BEGIN SOURCE MATERIAL

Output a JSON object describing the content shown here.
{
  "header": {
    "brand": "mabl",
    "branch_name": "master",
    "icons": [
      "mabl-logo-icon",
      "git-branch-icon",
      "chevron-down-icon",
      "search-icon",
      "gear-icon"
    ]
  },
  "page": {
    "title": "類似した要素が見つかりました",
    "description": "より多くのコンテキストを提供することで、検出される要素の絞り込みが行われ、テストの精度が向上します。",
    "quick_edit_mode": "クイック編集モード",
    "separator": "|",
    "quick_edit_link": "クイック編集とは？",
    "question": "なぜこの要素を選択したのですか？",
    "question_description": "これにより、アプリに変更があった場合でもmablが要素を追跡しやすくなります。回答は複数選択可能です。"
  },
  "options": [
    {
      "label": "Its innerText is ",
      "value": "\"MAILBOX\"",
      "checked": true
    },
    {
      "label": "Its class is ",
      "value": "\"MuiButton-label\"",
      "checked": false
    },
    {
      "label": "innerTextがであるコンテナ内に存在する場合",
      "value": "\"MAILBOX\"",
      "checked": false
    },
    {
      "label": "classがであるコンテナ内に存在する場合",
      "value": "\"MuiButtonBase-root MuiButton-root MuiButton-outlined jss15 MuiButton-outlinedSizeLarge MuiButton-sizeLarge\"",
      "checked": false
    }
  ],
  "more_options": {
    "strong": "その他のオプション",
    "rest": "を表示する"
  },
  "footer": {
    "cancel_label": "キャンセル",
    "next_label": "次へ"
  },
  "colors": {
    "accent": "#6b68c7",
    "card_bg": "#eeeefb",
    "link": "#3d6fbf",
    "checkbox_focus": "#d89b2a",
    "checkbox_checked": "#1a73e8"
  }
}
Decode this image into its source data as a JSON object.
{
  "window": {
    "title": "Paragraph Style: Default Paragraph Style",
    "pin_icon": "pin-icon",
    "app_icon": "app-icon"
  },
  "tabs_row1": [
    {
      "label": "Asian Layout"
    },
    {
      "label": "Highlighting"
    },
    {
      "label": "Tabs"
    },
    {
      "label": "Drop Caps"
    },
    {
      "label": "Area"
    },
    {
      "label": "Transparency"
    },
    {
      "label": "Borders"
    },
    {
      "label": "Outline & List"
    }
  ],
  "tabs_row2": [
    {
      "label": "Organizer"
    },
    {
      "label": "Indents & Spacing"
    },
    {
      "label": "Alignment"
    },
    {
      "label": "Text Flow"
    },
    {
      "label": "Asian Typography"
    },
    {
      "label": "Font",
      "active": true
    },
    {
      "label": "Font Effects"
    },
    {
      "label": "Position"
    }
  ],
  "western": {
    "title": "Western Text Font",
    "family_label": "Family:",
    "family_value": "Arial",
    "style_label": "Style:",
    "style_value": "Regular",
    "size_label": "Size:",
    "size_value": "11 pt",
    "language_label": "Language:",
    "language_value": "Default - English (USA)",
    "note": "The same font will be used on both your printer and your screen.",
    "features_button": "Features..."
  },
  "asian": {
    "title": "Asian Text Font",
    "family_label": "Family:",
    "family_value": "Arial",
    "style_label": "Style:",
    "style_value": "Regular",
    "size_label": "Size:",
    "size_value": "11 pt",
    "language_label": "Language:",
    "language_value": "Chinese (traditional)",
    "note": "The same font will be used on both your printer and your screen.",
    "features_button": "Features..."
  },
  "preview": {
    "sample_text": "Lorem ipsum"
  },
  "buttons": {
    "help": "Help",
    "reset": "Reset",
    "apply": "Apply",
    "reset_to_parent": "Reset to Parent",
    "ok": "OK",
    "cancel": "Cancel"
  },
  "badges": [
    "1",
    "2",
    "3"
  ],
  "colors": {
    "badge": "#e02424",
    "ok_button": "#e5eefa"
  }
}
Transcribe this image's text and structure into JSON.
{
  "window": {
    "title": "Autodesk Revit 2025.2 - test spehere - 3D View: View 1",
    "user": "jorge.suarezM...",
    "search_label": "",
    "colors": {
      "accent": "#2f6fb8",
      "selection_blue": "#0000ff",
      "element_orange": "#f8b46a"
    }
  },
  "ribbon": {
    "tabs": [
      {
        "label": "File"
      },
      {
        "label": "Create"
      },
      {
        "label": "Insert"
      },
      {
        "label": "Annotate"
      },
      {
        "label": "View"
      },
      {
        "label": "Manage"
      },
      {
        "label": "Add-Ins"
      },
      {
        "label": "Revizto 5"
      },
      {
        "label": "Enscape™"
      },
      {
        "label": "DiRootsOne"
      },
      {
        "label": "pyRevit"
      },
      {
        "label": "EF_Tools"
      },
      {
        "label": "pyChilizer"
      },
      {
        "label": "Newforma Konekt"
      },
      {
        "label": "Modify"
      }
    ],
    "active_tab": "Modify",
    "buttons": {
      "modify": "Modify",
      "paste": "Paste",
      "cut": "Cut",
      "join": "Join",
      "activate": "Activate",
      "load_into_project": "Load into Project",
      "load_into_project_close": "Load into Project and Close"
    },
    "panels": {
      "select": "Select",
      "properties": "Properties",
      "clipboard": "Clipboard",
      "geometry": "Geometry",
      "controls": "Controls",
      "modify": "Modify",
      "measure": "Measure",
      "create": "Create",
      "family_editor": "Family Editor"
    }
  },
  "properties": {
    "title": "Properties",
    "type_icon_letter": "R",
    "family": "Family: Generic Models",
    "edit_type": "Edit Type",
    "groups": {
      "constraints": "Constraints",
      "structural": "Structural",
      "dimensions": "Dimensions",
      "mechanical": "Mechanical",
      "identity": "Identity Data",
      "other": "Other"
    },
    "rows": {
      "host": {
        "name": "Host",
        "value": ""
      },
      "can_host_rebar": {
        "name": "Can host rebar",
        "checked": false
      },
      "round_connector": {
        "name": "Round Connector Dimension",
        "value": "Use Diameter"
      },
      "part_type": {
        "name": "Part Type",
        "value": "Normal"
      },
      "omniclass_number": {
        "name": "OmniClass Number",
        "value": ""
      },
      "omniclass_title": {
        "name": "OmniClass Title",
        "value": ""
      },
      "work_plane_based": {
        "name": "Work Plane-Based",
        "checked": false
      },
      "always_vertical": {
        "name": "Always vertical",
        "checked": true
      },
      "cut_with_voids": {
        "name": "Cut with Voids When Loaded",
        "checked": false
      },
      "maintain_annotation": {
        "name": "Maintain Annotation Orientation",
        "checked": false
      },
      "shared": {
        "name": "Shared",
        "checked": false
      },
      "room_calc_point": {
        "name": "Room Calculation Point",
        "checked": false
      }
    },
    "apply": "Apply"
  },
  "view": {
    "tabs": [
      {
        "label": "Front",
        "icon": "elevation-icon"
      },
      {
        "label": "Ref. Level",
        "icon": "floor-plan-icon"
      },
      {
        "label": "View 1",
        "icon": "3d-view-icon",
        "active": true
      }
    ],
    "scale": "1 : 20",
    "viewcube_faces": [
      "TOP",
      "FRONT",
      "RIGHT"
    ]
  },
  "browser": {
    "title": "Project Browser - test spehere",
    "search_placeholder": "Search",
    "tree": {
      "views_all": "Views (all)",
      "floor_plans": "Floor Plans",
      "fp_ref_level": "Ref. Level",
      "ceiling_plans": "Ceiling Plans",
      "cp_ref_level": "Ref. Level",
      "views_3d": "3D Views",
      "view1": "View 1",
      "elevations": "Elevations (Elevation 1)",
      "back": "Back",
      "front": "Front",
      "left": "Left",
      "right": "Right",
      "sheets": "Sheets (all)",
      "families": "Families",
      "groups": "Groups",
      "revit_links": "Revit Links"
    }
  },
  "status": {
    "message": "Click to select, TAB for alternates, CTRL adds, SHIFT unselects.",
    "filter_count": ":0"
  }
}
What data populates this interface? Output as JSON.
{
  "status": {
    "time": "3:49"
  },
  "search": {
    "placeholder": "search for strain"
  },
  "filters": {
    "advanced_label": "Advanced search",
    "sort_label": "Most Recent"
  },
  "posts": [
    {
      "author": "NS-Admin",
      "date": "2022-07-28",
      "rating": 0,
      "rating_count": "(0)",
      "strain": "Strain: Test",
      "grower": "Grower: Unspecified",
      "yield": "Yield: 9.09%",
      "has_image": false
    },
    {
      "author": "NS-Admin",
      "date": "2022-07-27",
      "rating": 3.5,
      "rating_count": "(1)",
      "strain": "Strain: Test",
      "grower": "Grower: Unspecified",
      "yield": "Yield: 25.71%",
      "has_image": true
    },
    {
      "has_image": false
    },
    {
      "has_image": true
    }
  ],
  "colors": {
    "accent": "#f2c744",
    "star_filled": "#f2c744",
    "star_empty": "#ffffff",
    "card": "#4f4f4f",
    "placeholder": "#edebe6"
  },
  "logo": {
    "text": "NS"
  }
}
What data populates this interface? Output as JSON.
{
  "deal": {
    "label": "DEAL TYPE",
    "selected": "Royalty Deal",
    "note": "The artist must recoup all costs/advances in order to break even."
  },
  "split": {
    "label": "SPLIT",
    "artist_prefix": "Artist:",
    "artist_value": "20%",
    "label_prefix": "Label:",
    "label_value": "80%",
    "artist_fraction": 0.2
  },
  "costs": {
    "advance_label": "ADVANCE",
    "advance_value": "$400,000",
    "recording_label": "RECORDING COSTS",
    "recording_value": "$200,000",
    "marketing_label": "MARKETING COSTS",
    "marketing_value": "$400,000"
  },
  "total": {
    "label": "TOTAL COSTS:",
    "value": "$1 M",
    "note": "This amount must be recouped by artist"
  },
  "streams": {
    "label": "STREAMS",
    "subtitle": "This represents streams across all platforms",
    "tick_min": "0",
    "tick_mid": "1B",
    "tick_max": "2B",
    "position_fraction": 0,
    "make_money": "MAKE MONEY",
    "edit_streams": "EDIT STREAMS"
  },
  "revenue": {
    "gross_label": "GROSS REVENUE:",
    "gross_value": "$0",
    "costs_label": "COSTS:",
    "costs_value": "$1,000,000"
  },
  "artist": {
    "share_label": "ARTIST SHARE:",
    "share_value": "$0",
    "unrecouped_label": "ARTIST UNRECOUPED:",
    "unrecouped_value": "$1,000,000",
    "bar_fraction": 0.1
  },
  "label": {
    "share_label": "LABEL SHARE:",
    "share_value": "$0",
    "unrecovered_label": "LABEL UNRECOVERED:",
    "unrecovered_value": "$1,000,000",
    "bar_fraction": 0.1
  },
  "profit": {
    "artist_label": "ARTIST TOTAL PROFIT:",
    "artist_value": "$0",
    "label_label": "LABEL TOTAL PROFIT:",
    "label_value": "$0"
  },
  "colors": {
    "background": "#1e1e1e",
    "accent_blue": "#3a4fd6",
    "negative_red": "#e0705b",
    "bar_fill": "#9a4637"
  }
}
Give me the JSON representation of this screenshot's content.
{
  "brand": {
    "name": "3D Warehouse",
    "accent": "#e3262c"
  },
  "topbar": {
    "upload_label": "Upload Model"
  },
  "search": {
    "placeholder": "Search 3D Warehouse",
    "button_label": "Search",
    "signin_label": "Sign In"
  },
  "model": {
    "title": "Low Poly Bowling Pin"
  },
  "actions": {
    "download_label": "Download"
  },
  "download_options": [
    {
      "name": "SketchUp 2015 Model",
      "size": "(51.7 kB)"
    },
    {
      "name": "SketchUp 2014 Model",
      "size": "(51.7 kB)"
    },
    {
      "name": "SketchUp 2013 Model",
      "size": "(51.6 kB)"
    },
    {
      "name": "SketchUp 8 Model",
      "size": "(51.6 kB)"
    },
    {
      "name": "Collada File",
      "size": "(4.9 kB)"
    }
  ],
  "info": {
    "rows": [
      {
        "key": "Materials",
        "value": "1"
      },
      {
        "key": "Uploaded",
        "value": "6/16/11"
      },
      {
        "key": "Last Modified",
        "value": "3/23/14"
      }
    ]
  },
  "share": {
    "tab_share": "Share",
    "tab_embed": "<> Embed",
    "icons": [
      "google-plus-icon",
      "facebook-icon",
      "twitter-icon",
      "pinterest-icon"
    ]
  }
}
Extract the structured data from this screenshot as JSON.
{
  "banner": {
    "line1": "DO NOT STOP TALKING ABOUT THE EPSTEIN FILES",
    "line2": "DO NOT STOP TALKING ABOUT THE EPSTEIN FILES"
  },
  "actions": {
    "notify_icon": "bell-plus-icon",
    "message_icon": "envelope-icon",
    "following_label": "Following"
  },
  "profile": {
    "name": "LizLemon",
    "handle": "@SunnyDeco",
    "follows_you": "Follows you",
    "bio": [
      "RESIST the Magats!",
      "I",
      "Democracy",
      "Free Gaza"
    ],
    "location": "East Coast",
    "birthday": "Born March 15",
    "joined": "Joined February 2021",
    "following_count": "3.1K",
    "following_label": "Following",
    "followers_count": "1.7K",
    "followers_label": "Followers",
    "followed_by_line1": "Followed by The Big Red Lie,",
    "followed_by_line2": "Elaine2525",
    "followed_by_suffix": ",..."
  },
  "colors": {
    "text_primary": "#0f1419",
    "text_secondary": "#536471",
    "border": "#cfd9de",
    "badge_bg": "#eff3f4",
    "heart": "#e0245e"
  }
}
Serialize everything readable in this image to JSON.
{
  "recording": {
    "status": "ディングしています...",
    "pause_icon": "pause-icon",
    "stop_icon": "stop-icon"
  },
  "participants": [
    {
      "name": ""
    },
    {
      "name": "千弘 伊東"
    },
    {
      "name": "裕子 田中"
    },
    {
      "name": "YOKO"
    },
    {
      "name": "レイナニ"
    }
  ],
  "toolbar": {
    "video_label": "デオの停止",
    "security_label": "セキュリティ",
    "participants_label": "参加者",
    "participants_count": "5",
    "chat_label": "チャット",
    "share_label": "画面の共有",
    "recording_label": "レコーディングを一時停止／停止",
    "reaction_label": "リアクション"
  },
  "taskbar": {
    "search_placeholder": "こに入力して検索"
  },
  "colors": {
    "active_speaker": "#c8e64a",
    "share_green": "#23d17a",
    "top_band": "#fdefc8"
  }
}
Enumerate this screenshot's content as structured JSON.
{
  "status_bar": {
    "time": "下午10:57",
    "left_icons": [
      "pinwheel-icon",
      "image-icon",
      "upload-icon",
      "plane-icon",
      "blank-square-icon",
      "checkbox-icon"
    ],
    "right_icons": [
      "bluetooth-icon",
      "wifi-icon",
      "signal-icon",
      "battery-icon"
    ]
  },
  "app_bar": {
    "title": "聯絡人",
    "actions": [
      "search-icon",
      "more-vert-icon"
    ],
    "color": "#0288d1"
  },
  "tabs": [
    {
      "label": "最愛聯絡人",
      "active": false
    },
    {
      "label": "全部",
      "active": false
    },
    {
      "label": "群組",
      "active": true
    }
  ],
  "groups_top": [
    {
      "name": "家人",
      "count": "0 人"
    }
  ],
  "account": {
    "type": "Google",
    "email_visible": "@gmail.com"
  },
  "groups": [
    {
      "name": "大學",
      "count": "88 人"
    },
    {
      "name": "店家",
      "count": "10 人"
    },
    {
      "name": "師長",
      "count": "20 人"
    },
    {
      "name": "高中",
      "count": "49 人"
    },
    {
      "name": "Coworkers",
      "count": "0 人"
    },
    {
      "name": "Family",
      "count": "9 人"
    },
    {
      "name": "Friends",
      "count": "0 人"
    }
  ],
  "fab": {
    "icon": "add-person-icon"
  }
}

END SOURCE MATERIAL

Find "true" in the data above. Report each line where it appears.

■ **REPLY**
      "checked": true
      "active": true
        "checked": true
        "active": true
      "has_image": true
      "has_image": true
      "active": true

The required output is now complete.